We were off the bus and settled into the lounge area of the Newry Shamrocks clubhouse shortly after the Mitchels/Crokes match had got underway this afternoon. The match in Portlaoise was tied at four points each at that stage but soon after we started watching it properly – on a oddly unfocused big screen – the incident that turned this contest on its head, the injury that forced the Gooch out of the contest, occurred.
No team could carry on unaffected after losing a player of this stature and I guess it was no coincidence that Castlebar took a firmer grip on proceedings once Cooper was sitting in the stand. They took a one-point lead into the break and then quickly extended that advantage to three after the restart. Then, despite ceding an enormous amount of possession to the Kerry lads for the next twenty minutes or so, Mitchels managed to keep their noses in front, mainly thanks to a Tom King goal that had come completely against the run of play.
That score had pushed Mitchels four ahead but soon the margin was right back to the minimum. It looked then as if Crokes would overhaul them down the closing stretch but instead it was the Mayo champs who found an extra gear, with points from Tom King (a free), Ger McDonagh, Aidan Walsh and Neil Lydon breaking the Killarney club’s resistance. An injury time goal from MOTM Patrick Durcan sealed a famous win for the Mitchels lads, as they cruised to the decider on a final scoreline of 3-13 to 1-11.
Soon after the final whistle had sounded in Portlaoise, we were taking our seats in Páirc Esler where St. Vincents were preparing to do battle with Ballinderry for the second slot at Croke Park on Paddy’s Day. By the time the ball was thrown in, the stand was pretty much full and despite the freezing conditions, there was a great atmosphere under the lights at the Newry venue.
Vincents seized control of this contest ten minutes in, with two goals in rapid succession. Mossy Quinn – who has turned in a succession of top drawer performances in this campaign and had another stormer this evening, scoring 1-8 – smashed in the first one and then made the second with a delicious defence-splitting pass to Ciaran Dorney who made no mistake from close range.

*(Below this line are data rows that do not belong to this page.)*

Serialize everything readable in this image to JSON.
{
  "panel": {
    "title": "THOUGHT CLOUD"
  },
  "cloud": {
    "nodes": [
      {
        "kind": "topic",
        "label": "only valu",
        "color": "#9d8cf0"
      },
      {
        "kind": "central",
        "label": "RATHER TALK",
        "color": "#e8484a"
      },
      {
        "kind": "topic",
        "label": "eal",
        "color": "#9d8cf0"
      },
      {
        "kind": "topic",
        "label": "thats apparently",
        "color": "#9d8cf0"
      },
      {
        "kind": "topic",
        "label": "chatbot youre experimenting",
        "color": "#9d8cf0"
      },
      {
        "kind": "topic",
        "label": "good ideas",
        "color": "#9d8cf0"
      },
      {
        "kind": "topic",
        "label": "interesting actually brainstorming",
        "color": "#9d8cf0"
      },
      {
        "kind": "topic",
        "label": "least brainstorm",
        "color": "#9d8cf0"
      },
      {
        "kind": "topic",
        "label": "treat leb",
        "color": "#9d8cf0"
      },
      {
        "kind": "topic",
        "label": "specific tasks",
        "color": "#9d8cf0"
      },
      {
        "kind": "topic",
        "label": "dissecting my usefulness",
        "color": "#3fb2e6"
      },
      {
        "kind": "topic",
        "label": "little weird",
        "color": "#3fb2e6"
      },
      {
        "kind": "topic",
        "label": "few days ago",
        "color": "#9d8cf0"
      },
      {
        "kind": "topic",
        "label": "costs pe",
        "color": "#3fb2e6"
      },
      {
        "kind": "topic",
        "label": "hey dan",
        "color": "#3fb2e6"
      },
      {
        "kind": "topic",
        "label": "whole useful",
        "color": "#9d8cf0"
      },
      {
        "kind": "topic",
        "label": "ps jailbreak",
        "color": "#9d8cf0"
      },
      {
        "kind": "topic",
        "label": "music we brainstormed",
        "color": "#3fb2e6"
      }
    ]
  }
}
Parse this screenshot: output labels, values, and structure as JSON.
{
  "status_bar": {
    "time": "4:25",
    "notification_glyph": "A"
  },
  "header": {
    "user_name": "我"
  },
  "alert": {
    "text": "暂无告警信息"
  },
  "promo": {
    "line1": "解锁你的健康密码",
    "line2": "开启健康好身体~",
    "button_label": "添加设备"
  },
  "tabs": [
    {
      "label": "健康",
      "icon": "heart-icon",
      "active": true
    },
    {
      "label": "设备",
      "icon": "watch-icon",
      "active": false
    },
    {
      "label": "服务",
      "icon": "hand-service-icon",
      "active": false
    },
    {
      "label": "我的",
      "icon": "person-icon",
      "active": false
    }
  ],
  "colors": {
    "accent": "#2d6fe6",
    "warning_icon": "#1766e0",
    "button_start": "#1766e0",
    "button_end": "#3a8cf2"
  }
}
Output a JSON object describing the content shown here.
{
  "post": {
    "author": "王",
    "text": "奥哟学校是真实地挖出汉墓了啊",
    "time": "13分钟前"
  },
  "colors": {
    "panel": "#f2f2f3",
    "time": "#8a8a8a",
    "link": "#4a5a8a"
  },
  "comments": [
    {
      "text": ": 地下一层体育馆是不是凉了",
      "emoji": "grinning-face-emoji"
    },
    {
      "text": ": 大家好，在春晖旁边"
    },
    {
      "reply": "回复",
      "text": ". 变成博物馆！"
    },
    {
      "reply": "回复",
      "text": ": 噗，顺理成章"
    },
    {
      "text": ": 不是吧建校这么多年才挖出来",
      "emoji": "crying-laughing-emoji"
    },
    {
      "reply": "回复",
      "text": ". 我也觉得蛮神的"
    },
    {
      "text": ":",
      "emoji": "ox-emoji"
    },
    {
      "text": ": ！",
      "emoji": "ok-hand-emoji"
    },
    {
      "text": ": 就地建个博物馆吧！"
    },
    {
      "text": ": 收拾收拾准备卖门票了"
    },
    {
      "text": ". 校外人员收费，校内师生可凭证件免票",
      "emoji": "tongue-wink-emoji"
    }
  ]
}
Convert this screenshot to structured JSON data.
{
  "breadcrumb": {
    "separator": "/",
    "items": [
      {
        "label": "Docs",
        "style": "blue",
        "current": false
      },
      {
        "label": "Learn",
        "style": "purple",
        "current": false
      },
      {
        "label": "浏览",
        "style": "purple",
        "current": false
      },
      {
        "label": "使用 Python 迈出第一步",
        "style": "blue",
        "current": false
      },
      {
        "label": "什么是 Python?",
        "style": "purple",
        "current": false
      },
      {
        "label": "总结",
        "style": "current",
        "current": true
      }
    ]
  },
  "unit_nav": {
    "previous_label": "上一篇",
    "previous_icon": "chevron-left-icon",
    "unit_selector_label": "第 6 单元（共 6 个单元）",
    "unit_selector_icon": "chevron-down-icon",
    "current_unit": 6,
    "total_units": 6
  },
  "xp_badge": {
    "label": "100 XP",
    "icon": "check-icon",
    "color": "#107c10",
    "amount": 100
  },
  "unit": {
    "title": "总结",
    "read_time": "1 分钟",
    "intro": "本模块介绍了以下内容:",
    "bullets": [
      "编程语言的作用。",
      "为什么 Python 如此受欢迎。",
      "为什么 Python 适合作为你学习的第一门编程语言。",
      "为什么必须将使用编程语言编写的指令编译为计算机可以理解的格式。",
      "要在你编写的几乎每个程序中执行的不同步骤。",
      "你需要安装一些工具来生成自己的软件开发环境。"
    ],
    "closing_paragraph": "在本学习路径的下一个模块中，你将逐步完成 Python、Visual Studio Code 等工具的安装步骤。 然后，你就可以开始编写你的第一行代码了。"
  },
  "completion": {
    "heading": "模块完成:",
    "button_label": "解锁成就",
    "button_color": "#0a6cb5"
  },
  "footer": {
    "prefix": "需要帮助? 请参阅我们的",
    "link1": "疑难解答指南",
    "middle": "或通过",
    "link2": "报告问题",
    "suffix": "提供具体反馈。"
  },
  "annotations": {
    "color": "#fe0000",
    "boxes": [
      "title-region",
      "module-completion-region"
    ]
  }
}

Six points up and rampant, Vincents should really have put the contest beyond Ballinderry’s reach by half-time but instead the Derry and Ulster champions put in a determined effort to cut the gap to a single point by the break, at which time the contest was still very much in the balance.
A significant factor in the Marino lads favour now, though, was that they had the quite stiff breeze at their backs on the resumption. Like Mitchels had done, Vincents began the second half brightly too, with three quick points opening clear daylight between the sides once more.
That gap widened back out to six at one stage before another Ballinderry comeback got underway. A goal for them cut Vincents’ lead back to two points but they never panicked and instead played their way out of this tight corner to win in the end by four, on a 2-14 to 1-13 scoreline.
So the stage is now set for what could be a classic All-Ireland club final at Croke Park on the National Holiday. Both sides have quality in abundance and both favour the same kind of attacking football. It could be a final to remember, even if, for me at least, the conflict of loyalties between club and county isn’t going to be at all easy to deal with on the day.